Tag Archives: Jan Swafford

which came first …?


“… in much commentary, there is a tendency to look at every work in a given form, such as sonata form, as just one more example of that form, perhaps with a few quirks. From a composer’s perspective, that is a backward view of the matter. For a composer of Beethoven’s era, the idea of a work comes first, and then it is mapped into a familiar form that has to be cut and measured to fit the idea. The ‘quirks’ in a given piece are clues to the distinctive nature of that piece. Sometimes for the composer the fundamental idea is such that a new, ad hoc form has to be invented.”

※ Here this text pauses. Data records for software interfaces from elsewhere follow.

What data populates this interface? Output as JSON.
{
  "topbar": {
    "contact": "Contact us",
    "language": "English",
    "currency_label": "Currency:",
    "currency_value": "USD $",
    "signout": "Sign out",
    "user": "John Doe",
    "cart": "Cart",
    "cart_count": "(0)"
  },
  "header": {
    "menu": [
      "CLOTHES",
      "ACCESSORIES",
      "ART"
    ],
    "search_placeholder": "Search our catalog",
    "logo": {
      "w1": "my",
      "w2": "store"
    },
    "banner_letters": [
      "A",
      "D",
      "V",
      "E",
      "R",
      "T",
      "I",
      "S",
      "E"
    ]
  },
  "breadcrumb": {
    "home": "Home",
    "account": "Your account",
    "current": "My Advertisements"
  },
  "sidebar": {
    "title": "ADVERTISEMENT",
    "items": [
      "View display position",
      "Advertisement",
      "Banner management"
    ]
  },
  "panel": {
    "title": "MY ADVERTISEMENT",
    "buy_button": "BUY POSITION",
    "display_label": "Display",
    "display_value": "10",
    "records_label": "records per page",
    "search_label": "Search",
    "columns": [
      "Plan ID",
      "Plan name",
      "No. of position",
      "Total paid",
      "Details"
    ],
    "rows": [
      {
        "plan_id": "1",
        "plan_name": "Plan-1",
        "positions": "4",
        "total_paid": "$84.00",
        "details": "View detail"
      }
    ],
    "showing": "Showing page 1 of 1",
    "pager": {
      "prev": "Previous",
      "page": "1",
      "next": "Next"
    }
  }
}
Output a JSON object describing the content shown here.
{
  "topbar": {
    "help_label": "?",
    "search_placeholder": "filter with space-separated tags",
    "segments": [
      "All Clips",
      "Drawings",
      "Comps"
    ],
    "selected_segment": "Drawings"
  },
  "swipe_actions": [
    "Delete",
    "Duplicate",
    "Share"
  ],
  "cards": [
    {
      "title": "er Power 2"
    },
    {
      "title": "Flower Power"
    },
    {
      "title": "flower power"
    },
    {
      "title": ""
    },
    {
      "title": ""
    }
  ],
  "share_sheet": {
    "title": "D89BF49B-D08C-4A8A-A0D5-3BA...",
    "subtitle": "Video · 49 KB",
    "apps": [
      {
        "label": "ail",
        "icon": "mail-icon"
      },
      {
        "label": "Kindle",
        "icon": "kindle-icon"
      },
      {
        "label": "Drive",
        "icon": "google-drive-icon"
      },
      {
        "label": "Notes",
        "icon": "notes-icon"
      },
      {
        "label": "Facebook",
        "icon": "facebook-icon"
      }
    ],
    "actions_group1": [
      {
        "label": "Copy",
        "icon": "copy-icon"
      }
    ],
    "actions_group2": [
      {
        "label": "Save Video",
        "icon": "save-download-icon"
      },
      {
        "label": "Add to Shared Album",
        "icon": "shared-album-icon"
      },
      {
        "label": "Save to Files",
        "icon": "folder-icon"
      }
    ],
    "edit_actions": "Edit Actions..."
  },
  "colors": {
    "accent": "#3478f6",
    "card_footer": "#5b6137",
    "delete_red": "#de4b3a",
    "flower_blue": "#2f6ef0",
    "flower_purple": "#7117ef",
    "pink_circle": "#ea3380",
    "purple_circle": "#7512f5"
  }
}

— Jan Swafford, Beethoven: Anguish and Triumph; A Biography



This is a brilliant comment. It applies to all the arts (including, say, writing and poetry).


— Roger W. Smith

    October 2017